"This is a huge problem for the world. It's not just a problem for Kentucky, it's a problem for the world," said Ken Campbell, Ph.D., director of the CCTS biospecimens core at the University of Kentucky.
Right in our own backyard, at the University of Kentucky, there are brilliant minds at work, doing important research toward an eventual vaccine.
Campbell explained, "We've got scientists at the University of Kentucky who are trying to develop better tests to try and work out who's got the disease. The anti-body test is the one that's getting a lot of attention because then you can see who's had the disease as well."
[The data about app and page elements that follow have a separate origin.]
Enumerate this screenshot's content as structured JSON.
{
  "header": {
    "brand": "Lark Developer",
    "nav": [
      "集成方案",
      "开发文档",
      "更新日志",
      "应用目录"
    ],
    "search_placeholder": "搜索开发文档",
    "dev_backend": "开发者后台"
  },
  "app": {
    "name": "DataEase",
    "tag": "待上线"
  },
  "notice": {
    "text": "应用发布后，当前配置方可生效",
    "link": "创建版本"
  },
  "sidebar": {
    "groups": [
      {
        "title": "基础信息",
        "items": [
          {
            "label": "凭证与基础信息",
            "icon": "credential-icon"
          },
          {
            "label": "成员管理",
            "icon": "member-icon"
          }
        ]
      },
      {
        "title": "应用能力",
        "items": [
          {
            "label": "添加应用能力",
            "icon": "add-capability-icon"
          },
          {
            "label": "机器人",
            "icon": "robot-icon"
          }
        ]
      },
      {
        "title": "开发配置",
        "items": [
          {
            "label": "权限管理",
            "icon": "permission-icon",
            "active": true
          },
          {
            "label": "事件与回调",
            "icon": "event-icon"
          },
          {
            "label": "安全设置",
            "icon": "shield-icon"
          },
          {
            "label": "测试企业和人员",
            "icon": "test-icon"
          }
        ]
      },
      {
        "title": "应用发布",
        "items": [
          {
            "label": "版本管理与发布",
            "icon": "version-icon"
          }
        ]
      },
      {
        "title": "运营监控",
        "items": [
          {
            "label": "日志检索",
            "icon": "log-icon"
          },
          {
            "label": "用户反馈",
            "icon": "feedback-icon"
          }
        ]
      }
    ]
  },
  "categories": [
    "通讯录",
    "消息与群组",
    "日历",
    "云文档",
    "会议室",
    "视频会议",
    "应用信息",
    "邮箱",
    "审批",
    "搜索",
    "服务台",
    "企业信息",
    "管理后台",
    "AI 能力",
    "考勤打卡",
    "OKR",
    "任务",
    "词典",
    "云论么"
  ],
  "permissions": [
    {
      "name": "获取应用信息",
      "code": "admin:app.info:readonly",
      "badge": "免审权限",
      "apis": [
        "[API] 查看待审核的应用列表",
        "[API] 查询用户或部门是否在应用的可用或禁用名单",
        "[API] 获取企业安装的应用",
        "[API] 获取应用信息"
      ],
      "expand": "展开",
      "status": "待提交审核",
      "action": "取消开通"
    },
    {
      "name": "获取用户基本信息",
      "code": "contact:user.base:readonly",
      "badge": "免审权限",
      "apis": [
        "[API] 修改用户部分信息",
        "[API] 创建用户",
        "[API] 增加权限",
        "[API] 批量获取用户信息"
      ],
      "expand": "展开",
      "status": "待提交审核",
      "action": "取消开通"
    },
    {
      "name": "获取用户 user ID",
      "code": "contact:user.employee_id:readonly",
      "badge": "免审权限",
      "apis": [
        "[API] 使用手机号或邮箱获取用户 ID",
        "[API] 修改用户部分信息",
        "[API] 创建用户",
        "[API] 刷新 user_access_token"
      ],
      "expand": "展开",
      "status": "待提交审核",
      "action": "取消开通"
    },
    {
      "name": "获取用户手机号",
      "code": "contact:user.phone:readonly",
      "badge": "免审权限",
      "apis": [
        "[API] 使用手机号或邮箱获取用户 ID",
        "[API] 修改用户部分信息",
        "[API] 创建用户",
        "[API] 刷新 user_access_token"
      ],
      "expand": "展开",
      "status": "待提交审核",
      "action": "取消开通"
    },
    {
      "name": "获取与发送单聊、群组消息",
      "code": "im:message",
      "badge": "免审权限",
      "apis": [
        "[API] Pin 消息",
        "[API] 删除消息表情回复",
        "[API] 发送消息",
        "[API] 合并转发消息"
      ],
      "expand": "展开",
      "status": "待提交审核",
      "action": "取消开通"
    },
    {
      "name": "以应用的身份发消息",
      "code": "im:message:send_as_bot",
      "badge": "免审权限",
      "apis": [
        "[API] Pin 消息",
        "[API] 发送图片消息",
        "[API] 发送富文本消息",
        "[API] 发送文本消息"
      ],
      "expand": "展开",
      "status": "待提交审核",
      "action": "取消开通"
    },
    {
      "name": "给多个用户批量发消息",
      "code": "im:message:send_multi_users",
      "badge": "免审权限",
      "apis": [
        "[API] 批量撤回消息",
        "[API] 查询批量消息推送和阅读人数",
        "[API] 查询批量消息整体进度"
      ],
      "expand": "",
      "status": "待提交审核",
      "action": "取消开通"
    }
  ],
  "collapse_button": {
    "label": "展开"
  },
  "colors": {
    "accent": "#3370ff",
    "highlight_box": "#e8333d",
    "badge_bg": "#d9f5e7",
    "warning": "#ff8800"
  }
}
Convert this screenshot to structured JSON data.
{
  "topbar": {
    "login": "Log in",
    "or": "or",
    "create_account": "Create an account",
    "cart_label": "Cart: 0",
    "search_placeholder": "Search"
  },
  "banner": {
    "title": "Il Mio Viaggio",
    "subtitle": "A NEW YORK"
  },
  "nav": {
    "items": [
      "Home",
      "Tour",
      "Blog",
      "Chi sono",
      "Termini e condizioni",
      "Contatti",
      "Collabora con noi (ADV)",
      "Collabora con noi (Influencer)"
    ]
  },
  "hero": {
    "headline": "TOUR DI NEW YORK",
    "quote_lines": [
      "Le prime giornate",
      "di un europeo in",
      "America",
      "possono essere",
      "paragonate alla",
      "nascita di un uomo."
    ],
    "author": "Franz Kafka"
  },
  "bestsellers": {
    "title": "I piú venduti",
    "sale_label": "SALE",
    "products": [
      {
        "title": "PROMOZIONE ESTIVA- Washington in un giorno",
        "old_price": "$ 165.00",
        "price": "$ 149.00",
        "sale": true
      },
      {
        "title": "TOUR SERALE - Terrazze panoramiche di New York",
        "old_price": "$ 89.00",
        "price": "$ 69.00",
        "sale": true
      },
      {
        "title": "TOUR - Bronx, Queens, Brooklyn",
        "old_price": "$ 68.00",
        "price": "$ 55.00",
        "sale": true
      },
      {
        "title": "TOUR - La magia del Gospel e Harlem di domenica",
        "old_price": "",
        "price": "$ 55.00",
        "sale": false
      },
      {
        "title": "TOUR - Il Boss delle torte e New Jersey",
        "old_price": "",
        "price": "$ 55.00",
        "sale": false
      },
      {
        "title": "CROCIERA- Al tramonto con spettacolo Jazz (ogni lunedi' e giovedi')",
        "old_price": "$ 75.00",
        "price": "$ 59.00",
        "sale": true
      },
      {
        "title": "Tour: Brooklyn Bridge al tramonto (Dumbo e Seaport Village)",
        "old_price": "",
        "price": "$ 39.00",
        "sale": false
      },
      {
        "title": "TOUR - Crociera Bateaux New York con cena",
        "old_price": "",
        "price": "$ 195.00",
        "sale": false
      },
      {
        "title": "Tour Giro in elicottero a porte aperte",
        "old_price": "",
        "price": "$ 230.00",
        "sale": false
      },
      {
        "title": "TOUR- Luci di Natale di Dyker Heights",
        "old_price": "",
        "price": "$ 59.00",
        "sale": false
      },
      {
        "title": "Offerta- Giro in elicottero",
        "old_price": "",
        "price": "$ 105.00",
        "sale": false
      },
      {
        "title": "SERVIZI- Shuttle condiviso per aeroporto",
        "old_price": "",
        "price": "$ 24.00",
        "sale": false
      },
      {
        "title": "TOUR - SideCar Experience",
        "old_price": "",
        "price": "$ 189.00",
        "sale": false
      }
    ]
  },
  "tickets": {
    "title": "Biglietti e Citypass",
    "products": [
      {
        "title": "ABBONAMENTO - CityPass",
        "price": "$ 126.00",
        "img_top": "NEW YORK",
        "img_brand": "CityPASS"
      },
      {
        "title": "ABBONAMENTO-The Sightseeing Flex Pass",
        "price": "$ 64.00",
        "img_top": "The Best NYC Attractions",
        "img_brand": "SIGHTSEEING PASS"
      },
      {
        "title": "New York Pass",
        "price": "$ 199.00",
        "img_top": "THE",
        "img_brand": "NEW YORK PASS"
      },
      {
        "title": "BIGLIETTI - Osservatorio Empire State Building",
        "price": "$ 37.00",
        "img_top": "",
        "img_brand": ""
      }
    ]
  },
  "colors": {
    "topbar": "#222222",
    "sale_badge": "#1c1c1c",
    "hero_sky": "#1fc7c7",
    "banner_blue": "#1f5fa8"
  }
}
Campbell is the director of the newly created COVID-19 biobank at UK. The biobank is like a library, but instead of being filled with books, it is filled with specimens from patients who have tested positive for COVID-19.
"Things like a drip of blood, exhale breath, and then we collect those specimens and give them to scientists who will then use them to help fight COVID, " Campbell said.
The team got the biobank up and running in just two weeks, something biobank manager, Marietta Barton-Baxter, said would normally take about 18 months.
"I have never been involved anything obviously of this magnitude as far as the pandemic and the urgency of getting things up and running so quickly, " said Barton-Baxter, CCRC.
The specimens are collected with no additional burden to the patient or the medical staff. By being able to access these types of materials, researchers can develop better testing methods, therapies and yes, eventually a vaccine. However, they warn that will take months and large-scale clinical trials.
Perhaps the most crucial part of this process is the patient themselves because they are the ones who hold the key to the cure. Proving, even in the medical world, the only way we will get through this and truly on the road to the rebound is together.
Barton-Baxter said, "It may not be able to help them directly, but what they are doing for the future patients is absolutely amazing. It's the key to us being able to figure out the additional testing that we need to do and the additional treatments and ultimately a vaccine."